Just as the books are all checked out, Khyah starts to cry. I turn the stroller around, and Brandt pushed me out of the way.
Brandt: I want to push the stroller!
Khyah is quite loud by now, so I scootched Brandt to the side and hurried to leave.
Brandt: [throwing himself on the ground. Again.] I WANT TO PUSH THE STROLLER!
Me: Brandt, hurry! Let’s go home and watch the movie!
I push the stroller through the exit
Brandt: I WANT TO PUSH THE STROLLER!
Me: Hurry kiddo! Let’s go.
Alarm: WEEOH! WEEOH! WEEHO!
Librarian: Excuse me ma’am, could you back away from the exit?
Librarian: [slightly annoyed] Did you check out your books?
Other librarian (who checked me out): [also slightly annoyed] Yes!
After a quick check of my bag, the librarian sighs.
Librarian: I guess it’s not you [sounding disappointed]. The alarm must be broken. It will go off, just keep going.
Believe me I did.
Ten minutes later, we arrive home. I struggle up the stairs with the car seat, diaper bag, purse, and bag of books (all while London complains about how heavy the movie he checked out is). Stumble inside, set everything down, and notice there’s a message.
We never get messages. No one calls us since we’re so new here. Yay!

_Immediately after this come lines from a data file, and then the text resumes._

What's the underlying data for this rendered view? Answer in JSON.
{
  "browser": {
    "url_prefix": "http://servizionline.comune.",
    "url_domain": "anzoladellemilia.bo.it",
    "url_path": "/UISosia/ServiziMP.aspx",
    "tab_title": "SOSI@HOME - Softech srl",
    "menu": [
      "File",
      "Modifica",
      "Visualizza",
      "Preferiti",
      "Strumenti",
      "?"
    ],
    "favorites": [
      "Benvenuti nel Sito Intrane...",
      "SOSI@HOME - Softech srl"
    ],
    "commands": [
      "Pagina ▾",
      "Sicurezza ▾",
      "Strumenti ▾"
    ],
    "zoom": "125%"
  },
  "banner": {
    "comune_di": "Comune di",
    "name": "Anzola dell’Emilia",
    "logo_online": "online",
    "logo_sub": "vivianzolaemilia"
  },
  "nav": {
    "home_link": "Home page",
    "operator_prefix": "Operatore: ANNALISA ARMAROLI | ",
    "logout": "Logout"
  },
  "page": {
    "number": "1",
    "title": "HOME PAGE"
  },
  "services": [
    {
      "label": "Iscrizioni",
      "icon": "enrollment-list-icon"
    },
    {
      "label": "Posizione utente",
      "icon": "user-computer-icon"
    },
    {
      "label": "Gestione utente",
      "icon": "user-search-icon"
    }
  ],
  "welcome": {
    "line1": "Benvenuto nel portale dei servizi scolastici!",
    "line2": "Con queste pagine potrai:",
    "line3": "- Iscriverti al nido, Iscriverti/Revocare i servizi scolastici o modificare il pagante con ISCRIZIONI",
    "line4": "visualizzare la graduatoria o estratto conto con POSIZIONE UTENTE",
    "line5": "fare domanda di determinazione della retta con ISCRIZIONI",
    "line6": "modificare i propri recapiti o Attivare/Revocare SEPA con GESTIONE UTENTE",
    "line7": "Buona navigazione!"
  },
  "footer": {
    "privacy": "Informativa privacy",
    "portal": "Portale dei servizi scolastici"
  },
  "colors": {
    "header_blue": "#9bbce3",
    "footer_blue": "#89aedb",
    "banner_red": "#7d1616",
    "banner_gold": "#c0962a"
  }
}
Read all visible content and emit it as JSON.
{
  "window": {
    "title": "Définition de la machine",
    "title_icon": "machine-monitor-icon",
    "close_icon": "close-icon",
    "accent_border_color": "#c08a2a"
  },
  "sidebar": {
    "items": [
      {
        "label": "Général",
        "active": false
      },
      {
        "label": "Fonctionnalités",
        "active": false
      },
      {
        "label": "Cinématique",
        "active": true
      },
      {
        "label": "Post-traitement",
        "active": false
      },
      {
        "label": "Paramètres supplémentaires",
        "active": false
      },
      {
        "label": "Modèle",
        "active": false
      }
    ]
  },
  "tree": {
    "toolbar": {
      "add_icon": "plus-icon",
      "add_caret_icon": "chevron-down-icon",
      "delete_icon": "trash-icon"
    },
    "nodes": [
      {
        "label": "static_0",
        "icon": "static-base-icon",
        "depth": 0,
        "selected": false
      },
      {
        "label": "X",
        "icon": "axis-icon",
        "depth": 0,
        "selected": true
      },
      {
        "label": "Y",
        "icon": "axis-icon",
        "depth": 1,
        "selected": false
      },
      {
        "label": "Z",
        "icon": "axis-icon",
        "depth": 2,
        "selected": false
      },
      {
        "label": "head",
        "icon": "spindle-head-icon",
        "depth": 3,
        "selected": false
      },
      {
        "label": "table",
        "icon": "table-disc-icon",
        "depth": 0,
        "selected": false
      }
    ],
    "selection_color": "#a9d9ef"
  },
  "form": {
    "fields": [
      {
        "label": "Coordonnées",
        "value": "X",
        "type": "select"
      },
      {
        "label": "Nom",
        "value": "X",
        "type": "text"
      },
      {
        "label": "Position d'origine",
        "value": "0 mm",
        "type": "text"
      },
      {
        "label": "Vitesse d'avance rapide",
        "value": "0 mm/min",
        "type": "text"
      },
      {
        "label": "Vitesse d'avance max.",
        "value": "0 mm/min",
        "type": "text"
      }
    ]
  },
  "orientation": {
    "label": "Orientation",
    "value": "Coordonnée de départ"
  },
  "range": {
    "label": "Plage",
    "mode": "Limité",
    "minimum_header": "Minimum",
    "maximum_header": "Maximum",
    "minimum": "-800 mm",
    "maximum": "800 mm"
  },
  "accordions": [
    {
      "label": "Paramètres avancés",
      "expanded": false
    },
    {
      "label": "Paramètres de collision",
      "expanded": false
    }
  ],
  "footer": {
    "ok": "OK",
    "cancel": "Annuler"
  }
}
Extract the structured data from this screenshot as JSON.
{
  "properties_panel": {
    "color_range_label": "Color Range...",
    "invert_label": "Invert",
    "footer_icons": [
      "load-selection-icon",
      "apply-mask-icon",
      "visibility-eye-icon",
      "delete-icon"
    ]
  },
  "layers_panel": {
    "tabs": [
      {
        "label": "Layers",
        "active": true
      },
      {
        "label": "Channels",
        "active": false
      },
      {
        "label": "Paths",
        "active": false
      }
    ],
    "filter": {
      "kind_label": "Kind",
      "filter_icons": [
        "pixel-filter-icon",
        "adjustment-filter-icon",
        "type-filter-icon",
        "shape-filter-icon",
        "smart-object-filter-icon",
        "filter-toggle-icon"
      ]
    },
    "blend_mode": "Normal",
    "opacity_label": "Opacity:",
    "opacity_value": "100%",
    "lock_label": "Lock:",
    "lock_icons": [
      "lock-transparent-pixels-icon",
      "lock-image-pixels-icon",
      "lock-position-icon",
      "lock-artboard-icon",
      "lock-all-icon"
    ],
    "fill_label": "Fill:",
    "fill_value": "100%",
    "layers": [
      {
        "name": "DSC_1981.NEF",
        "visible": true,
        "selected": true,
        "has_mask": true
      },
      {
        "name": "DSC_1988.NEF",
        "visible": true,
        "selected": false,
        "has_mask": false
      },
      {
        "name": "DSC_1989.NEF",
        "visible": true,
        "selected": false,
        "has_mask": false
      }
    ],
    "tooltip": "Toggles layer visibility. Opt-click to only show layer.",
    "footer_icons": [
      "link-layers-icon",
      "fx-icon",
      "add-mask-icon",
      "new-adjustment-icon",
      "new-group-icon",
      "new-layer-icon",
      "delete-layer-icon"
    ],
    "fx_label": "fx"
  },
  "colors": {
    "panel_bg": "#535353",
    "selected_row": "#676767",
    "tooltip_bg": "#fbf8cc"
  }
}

Message: This is the Library calling. Do your children own a copy of Polar Express? We believe you returned it to us with your library books. Would you like to come and get it?